TO DO
Across the entries below, determine how many lines include the word "Tomcat". State only the resulting number.

===== DATA SHOWN =====

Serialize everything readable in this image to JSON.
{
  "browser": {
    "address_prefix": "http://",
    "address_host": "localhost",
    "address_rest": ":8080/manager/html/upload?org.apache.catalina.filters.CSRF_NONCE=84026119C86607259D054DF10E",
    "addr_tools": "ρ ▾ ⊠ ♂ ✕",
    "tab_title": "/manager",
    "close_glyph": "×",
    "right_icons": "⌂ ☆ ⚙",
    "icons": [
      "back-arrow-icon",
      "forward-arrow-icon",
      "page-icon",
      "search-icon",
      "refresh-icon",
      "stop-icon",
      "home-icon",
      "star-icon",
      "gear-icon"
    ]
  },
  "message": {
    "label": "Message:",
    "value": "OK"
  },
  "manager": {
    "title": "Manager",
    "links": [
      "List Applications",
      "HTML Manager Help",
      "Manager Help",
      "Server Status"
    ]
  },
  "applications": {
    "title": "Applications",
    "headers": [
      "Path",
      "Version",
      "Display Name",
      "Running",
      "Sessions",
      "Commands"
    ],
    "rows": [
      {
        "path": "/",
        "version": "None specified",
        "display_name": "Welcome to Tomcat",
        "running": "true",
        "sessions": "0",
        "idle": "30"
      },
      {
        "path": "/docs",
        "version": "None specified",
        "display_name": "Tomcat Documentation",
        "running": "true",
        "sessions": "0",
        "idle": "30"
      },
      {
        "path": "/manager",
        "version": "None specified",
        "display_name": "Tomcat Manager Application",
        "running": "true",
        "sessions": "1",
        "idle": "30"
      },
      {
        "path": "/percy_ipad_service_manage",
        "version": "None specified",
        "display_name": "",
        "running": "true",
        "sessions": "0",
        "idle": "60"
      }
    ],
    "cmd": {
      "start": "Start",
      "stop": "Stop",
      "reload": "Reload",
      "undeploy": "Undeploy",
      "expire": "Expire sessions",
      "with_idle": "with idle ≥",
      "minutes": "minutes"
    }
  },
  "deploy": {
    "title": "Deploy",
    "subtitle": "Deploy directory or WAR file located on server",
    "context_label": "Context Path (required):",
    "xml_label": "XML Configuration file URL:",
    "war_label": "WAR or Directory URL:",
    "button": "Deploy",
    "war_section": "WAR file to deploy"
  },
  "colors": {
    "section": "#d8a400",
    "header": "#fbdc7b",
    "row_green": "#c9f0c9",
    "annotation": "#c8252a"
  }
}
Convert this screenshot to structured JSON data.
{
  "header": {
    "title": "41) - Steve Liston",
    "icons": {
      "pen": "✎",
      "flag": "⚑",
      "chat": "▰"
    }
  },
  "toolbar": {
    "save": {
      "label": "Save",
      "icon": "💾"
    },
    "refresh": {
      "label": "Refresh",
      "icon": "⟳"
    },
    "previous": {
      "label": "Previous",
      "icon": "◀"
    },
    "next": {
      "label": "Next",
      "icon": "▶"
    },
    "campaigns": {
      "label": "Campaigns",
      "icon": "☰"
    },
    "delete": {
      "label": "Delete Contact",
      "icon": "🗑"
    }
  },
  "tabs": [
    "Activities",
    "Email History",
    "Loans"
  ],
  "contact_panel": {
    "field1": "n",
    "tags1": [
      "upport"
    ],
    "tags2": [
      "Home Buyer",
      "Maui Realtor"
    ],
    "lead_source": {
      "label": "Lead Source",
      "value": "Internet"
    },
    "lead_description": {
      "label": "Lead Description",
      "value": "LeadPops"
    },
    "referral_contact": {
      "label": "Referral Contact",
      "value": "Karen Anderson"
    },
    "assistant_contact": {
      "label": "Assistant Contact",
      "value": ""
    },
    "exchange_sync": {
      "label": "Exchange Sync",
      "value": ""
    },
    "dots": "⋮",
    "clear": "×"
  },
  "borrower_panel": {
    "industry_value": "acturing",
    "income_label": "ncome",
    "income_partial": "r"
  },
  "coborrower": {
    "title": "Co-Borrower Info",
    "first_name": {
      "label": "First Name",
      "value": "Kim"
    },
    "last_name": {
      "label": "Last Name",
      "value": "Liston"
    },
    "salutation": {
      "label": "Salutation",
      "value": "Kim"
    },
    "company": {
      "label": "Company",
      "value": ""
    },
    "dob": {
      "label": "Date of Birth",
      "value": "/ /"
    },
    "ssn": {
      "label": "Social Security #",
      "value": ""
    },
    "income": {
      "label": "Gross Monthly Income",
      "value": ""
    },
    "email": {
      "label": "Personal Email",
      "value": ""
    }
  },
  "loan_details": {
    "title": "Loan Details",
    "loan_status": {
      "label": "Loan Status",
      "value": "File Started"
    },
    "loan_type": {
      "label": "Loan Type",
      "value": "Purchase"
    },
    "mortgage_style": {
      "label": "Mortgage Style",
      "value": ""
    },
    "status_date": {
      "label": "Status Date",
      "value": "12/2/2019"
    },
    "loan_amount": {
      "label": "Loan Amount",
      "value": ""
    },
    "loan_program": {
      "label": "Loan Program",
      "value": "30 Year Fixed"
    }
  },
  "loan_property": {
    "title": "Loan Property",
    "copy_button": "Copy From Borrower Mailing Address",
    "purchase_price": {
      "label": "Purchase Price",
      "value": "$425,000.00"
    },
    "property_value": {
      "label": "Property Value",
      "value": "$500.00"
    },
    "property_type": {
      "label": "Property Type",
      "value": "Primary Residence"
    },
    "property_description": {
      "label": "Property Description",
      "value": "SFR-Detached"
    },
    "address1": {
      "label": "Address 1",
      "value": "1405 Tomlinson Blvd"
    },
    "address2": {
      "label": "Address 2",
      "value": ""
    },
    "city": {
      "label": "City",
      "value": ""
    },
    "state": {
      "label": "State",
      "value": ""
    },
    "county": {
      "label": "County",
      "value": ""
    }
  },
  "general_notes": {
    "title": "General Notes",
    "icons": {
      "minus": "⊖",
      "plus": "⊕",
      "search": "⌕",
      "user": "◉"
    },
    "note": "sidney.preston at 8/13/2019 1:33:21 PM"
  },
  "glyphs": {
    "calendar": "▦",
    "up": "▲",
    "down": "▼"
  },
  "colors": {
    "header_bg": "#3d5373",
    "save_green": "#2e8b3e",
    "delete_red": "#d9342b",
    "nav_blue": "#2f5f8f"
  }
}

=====

WRITTEN ANSWER
3